EM: I think the most important issue is climate change, election or not. It certainly hasn’t gotten the attention it should have in this campaign. But it’s critical and it’s urgent. Within 40 days of the end of this long campaign, we will have to be ready as a country to negotiate in the UN conference in Paris that begins November 30. We’ll have to be prepared with a different set of targets, a very different approach to how we operate in the world. It’s urgent and we won’t get another chance after Paris to have a negotiated treaty that has any hope of avoiding two degrees Celsius. Our view is, we should move the world as much as possible to avoid 1.5 degrees Celsius. This is not a small issue, this is not a political issue, it is the single largest challenge to human civilization at the moment and we should have made it a bigger issue in this election campaign.
TV: Is there anything else you’d like to say?
EM: Make sure that your readers know that our full platform is available with details at greenparty.ca. We are looking forward to the role of Greens in a minority Parliament to ensure that we have the kind of productive, co-operative Parliament. We see real potential in this election to have a Parliament that, for the first time in a generation, takes large steps to improve our social safety net to act for democratic reform and other platform items. There certainly are many, including a $1 billion commitment to community and environmental service core, to hire young people across Canada, to deal directly with the current levels of unemployment for young people.

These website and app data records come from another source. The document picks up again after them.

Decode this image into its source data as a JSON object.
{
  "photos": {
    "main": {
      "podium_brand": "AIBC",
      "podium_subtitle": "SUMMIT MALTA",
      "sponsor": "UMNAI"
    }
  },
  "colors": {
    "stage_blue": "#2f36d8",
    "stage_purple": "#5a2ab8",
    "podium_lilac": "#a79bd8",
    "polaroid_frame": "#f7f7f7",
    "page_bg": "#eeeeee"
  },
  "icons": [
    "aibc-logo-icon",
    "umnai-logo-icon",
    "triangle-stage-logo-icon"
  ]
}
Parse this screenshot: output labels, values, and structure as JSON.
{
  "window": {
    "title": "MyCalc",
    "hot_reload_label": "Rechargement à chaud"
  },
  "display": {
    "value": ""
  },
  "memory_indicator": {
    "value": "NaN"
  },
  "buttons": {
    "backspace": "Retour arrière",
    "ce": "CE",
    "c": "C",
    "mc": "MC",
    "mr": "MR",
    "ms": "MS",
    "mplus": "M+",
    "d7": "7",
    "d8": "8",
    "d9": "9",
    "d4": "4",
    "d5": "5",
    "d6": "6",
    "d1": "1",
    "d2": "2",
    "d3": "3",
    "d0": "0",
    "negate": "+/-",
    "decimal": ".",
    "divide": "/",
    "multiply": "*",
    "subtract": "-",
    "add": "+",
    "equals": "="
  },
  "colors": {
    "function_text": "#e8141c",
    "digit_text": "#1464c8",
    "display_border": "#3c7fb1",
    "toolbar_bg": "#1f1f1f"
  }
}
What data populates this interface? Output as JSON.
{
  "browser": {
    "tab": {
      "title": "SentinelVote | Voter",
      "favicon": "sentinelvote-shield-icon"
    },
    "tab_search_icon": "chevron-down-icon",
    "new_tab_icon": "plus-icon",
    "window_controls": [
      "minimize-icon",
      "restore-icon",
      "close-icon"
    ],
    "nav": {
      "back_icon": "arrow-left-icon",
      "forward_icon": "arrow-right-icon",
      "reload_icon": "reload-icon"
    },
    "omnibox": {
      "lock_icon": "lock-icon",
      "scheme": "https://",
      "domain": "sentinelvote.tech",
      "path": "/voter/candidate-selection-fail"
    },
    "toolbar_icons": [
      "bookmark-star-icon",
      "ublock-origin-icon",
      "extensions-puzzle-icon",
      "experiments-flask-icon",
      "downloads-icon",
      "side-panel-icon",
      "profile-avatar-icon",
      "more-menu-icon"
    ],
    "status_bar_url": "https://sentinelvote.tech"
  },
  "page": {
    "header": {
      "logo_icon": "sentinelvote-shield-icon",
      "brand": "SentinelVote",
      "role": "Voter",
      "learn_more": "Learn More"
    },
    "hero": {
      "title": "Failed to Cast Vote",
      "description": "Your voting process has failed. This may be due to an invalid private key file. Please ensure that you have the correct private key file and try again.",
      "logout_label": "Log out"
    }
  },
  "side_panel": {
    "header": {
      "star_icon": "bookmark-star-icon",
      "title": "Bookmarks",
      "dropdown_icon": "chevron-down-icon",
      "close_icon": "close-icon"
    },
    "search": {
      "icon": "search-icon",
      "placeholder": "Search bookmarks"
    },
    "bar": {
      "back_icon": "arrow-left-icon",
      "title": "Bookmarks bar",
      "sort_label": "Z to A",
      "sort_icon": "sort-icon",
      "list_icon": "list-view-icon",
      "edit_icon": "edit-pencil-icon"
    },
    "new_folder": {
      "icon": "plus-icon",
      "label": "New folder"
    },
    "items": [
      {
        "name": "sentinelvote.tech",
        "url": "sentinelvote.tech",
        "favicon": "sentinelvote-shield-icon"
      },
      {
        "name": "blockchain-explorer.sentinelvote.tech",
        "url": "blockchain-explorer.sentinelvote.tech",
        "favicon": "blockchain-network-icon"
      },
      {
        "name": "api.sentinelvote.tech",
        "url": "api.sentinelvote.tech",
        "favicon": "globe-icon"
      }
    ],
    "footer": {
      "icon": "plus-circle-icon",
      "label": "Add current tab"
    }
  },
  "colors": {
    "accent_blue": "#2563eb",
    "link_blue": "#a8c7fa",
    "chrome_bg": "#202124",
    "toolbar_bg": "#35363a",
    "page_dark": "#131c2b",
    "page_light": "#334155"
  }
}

We’re looking forward what we hope will be a significant increase in young people voting and turning out, and that’s the best way to make sure that Stephen Harper isn’t Prime Minister come Tuesday morning, and we’re looking at more Green MPs in the house that can bring the policies we’ve just chatted about to fruition.
One big issue I should mention is that we wouldn’t prop up any party in the House of Commons unless they were prepared to repeal Bill C-51—that’s a critical issue for us; act on climate change of course, as well as the democratic reform items. That gives you a sense of what we would negotiate with a minority Parliament made up of larger parties, to ensure that we have a co-operative working relationship for ideally a four-year Parliament instead of a fractious two-year minority.
This interview has been edited for clarity and length.